I sit on my bed and sob. My new cat, Bara, has not come home for a day. It is likely that she will come back, but I have been tense and worrying all day, trying not to let it show, trying to be an accepting person who is not feeling this feeling, this wish to control what I love, the wish to lock them all in a room where I can see them and they can’t get hurt.
I was not really expecting to cry. I was expecting some storm, though. That dense nasty gathering feeling has been with me. I cry so hard the muscles of my eyebrows hurt. I am buckled over. And then I say aloud, “You didn’t bring him home. You didn’t bring him home.” I am in grief for Buddy Cat, probably one of a few more episodes that still catch me unprepared every time. God did not bring Buddy home. I prayed and I prayed. I was a good girl. Mostly. But God did not bring Buddy home.
I walk through the hall, crying and crying. It flashes on me and I say, aloud again, “Is this what you feel?” Is this the awful trick of free will? That exquisite humanity must be allowed to walk in danger or else they are not themselves? I can’t keep a cat inside. I can’t keep anything that wants to run in a box. A big nice comfy box, but still a box. I tried that. Once. There was a fire. They died. There is no safety. Now I am crying for them, as I write.
I cannot imagine having a child. I cannot imagine this feeling with a human life. I can stand it, barely, with the adults that I love. I do not know that I could bear to let my baby walk in this place. How do you do it? Mothers and fathers, how do you bear it?
Because you must. Because it’s more damaging to keep a life caged than it is to expose it to all the neutral violence and active malevolence that exists. In doing so, you unmake them. You stop them from being fully. You must.
SPIRITUAL SPACES ARE SO HARD. We need them to keep our shit together, we need that community for support in pursuit of the Divine and for connection with Divine in one another, but for some reason it gives everybody ego flares. Myself totally included. I sit there switching eyeblink quick between being smug because of how holy I am and then stricken about how smug I am and then sullen because I feel stricken and then total encompassing love and back up to smug.
It’s hard! And the people who seek it out are broad and difficult personalities to engage with. I remember this from my childhood and adolescence. I’ll scoop everyone into two large groups because we all love a reductionist organisation of humanity. There’s the wild ones. People who often don’t know how to fit into socially accepted parameters, either because they don’t read cues or because they’ve chosen to throw that off. They can make you very uncomfortable and they are where ecstasy is rooted. Then there are rule followers. Rule followers (me) can resent the wild ones because they’re having a good time and they’re fucking with the flow, plan, structure of the gathering. Sometimes that chaotic person is following a golden thread to where you should actually be and sometimes they’re just bringing chaos. They cause stress to the rule followers, who have internalised that if they’re good and do what they’re told, they will get the cookie of enlightenment (or what have you.)
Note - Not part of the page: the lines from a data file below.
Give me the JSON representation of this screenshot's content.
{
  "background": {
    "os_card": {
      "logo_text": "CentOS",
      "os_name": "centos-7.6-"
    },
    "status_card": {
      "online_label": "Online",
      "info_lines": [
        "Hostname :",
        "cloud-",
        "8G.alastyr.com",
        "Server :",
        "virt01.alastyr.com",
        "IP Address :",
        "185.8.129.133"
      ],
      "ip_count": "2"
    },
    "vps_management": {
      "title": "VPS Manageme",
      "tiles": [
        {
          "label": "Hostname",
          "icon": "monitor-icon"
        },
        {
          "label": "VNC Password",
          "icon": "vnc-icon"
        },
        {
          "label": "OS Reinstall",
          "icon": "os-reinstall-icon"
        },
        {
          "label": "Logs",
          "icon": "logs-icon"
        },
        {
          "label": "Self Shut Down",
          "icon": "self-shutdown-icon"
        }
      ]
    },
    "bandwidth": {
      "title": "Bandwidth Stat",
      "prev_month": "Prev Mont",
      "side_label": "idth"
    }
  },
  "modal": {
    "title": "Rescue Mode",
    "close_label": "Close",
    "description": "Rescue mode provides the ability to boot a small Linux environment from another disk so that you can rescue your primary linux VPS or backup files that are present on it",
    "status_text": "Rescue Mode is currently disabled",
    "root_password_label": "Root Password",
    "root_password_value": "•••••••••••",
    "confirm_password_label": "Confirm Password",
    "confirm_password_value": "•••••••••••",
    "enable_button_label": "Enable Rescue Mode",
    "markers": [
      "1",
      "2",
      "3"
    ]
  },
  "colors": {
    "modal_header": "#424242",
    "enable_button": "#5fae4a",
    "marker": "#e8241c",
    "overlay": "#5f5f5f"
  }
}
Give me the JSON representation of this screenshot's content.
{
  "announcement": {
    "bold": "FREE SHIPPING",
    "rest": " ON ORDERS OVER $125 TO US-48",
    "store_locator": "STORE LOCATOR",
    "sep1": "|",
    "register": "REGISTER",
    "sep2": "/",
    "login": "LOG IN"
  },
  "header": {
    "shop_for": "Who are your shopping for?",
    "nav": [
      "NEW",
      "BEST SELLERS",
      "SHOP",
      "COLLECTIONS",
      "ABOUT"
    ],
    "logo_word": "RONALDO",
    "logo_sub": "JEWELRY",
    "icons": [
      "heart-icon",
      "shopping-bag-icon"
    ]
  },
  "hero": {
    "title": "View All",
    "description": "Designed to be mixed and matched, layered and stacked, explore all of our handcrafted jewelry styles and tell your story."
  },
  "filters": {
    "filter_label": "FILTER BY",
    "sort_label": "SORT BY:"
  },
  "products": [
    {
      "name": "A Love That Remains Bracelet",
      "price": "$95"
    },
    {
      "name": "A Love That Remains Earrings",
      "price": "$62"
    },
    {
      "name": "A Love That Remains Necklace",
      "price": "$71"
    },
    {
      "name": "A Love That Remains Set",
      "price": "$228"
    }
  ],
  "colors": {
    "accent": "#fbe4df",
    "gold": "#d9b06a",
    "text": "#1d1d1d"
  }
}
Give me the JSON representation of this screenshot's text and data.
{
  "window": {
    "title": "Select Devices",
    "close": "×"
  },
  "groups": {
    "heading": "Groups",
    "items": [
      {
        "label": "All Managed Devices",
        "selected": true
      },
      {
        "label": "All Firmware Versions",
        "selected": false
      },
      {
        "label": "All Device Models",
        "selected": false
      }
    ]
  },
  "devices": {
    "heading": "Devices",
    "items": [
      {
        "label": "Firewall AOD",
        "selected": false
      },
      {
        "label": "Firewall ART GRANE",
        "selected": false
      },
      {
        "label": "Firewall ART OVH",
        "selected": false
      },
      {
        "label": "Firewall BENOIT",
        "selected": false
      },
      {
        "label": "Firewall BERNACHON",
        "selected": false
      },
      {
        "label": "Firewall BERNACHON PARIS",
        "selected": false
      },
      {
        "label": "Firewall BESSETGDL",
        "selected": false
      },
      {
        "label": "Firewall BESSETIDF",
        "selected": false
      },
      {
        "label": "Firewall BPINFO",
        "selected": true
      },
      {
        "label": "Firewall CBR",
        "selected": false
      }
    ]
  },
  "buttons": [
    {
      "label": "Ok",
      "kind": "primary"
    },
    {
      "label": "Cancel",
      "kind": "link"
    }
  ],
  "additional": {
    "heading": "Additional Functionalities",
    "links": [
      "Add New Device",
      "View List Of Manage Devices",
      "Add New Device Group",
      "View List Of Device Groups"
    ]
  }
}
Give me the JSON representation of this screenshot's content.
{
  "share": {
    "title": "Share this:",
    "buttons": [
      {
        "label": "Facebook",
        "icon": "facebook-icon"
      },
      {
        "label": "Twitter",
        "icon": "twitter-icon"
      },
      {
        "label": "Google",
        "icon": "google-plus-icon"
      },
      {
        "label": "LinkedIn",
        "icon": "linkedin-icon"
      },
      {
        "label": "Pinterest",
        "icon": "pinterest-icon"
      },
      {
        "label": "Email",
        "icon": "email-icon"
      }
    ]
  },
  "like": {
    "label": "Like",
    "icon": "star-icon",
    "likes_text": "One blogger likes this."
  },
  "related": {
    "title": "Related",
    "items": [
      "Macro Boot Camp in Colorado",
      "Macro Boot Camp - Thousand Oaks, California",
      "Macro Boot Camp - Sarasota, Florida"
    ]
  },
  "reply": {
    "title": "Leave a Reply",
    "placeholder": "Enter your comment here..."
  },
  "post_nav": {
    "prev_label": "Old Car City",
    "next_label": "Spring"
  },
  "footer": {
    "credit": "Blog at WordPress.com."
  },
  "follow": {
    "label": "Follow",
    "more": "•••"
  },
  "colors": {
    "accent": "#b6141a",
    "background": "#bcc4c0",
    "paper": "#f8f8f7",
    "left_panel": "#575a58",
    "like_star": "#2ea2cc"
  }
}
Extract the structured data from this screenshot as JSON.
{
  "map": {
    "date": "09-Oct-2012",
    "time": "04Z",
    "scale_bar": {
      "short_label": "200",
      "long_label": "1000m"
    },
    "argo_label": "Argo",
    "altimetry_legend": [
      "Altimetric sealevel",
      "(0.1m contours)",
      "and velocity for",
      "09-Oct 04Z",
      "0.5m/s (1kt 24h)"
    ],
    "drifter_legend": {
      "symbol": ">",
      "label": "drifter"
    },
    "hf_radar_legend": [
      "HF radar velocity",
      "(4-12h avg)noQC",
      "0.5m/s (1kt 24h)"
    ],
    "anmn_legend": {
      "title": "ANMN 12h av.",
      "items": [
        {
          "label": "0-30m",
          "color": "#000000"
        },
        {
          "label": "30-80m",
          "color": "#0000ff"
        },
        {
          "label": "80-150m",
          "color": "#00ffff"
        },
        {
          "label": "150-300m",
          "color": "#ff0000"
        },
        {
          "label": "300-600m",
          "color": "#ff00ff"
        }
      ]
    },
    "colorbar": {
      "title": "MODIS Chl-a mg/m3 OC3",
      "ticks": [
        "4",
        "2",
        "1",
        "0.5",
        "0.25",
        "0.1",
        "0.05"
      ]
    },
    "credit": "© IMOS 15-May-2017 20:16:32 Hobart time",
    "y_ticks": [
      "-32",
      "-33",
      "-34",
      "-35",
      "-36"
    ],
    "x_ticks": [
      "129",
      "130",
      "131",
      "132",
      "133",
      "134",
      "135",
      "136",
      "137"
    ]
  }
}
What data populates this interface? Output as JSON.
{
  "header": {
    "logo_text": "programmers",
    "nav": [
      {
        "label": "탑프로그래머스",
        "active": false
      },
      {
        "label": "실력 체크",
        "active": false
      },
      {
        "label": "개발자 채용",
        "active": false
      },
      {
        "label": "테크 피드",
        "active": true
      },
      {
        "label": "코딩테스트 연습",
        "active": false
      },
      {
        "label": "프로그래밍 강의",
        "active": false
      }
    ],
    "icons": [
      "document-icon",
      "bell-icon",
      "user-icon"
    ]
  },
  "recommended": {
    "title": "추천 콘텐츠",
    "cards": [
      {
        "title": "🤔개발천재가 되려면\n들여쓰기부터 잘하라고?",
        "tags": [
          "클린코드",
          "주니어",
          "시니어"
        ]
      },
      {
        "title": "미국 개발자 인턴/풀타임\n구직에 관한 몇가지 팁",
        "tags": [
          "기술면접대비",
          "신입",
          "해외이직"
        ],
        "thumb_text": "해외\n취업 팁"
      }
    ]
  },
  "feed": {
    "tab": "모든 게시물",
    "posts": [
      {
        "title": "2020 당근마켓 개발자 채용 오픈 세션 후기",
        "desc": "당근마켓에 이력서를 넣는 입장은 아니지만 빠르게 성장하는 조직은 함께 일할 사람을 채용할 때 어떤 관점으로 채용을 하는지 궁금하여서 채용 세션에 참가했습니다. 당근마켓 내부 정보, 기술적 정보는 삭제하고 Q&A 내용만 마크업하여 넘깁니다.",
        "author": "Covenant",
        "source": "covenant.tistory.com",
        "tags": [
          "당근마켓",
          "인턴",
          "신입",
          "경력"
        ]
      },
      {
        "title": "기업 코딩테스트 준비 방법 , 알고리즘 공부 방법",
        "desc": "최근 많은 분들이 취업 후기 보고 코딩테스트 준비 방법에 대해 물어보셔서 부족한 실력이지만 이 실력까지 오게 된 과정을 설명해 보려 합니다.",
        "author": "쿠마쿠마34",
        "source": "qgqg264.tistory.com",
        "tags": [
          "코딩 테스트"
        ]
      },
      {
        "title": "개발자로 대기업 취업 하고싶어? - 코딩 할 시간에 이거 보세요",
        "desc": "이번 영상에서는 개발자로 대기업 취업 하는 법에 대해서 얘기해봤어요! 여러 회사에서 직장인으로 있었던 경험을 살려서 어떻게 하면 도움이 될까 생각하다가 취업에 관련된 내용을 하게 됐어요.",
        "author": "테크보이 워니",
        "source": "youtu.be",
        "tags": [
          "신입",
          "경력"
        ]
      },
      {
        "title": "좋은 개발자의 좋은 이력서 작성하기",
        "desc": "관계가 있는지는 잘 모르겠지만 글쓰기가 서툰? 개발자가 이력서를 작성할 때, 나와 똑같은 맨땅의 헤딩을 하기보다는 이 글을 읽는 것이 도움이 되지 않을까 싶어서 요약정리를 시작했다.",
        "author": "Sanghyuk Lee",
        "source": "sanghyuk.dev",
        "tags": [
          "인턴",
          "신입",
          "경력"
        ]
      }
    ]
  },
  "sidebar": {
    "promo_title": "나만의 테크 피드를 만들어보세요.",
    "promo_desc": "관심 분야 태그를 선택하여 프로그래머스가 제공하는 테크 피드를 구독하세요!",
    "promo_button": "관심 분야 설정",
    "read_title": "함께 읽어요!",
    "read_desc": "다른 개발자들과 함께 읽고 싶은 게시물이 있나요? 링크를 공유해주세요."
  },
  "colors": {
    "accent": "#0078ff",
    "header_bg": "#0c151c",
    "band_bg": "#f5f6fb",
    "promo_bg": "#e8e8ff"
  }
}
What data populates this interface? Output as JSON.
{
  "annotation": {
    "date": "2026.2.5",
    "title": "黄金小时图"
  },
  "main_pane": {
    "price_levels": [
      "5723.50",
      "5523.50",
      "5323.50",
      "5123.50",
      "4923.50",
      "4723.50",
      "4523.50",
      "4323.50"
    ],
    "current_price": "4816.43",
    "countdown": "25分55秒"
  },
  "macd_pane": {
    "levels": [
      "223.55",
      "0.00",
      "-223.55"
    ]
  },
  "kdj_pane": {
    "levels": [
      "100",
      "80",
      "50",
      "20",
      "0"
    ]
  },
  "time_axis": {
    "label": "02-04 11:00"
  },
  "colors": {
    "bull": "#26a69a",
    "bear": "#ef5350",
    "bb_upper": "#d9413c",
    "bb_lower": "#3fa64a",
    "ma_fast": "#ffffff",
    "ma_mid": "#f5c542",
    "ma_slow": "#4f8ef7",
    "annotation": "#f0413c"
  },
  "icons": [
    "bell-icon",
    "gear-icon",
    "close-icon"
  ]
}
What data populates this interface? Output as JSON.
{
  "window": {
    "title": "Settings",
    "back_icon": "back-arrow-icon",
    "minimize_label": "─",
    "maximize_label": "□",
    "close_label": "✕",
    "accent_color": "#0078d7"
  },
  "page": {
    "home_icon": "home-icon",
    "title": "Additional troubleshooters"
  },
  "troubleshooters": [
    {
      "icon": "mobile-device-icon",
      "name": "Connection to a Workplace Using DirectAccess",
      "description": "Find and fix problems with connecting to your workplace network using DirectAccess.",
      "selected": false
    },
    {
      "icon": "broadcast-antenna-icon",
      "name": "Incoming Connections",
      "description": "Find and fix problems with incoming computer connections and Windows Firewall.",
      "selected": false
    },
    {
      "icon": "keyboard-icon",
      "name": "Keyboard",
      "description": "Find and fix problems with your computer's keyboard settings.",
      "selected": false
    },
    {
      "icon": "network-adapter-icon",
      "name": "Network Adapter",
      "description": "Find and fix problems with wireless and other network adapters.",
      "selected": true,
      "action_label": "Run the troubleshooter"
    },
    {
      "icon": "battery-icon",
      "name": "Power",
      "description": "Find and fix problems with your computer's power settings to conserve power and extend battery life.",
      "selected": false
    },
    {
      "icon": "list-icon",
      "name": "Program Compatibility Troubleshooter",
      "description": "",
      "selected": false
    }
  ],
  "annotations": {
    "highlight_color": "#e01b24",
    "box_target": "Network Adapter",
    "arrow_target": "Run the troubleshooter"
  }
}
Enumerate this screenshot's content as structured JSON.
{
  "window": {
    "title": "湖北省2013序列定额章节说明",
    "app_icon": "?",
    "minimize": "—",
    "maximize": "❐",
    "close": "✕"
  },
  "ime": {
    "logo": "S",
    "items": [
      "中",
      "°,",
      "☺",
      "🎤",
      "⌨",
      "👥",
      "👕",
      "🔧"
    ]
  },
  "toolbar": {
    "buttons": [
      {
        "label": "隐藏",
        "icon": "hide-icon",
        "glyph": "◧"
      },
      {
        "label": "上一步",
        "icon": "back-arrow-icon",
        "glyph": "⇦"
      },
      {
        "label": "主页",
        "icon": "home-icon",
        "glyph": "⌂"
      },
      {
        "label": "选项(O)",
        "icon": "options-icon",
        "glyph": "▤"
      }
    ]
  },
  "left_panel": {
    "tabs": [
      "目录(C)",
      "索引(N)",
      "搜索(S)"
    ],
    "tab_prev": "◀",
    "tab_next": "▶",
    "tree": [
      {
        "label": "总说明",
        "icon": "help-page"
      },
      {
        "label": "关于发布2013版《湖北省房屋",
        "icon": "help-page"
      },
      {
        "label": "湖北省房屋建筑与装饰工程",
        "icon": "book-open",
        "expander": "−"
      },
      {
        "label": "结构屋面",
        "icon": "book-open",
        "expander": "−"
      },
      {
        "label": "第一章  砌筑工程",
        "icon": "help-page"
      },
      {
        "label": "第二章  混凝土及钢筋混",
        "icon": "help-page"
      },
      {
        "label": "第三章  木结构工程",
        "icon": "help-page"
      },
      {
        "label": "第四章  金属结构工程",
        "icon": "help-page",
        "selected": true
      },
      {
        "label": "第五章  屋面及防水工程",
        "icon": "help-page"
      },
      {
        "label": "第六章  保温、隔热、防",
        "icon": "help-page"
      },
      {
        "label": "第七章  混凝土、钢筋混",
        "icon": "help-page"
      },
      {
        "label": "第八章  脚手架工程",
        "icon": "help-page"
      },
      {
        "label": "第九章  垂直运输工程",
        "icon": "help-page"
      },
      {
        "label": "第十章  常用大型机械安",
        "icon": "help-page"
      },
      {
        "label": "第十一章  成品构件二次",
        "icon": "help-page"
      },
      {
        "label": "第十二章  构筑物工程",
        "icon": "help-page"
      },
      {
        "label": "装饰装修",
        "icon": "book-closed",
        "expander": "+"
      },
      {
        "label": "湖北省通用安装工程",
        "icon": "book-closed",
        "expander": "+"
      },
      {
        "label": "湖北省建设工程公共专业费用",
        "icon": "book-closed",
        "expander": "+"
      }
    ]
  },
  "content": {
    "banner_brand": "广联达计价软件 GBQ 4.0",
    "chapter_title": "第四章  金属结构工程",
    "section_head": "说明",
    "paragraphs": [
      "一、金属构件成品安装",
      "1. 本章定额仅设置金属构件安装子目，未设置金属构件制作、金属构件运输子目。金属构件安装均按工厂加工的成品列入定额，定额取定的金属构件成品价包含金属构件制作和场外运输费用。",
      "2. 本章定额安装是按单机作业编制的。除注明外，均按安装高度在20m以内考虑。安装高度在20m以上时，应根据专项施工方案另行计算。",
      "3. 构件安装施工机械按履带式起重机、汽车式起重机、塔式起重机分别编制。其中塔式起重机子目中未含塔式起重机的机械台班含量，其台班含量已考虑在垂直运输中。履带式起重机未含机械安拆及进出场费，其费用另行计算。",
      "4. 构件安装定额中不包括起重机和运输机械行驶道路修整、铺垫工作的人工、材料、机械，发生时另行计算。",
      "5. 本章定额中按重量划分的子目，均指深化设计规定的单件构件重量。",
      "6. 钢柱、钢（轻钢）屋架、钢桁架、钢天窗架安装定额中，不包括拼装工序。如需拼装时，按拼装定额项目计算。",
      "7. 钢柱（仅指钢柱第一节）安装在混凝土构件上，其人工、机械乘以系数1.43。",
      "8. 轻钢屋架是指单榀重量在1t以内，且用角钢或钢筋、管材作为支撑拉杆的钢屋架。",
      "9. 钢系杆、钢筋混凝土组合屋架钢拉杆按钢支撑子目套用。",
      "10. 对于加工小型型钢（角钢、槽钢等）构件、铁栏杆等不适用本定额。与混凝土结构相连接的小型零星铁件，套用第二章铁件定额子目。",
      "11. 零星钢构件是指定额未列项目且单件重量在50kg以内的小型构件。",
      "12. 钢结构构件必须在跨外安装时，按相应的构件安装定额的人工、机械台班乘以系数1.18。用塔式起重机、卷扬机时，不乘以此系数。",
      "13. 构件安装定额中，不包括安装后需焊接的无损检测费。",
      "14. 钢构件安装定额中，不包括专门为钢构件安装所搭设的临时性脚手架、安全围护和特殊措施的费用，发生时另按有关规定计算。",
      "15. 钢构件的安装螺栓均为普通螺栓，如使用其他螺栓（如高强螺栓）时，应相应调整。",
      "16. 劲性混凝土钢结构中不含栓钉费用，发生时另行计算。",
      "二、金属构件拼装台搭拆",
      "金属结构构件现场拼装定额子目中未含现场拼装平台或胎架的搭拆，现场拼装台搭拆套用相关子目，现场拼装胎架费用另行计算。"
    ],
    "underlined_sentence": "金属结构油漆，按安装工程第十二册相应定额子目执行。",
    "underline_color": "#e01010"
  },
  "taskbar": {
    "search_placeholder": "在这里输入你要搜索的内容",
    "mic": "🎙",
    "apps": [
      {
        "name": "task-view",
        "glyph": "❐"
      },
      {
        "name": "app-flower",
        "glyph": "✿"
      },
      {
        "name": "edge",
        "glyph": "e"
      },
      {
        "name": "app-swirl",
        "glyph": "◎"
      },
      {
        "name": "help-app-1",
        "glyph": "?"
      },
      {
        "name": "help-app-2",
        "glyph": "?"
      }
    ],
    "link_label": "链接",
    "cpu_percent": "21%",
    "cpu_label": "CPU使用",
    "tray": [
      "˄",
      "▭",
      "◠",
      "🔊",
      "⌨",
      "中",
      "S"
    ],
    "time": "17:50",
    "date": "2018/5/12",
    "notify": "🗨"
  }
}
My mom is a wild one. My dad is a rule follower. My brother is becoming more balanced as he ages. I would like to think I am too, but I ain’t. I love me some rules. I want to yank on the reins until everyone is doing what I say and we are all marching apace to God. I’ve tried to throw that off in a variety of unhealthy and extreme fashions, deprivation, immersion, isolation, to name a few. It led to me living in a motel with my cats and muttering to myself. It didn’t work. We must be balanced. If we can’t be balanced in ourselves, we must find it in our community. I need these staggerers, these holy fools, these wanderers into traffic. It’s my job to protect them. It’s my job to remind them. It’s my job to care for them and let them lead me down a weird and lighted road.
But it’s soooo hard. I can’t relax and feel holy. Maybe that’s the point. Maybe feeling like you’re a good person isn’t being a good person. Maybe feeling exquisite impatience and being kind through it is the training ground. I don’t have to like it. I often don’t like true lessons. But I’m here for it.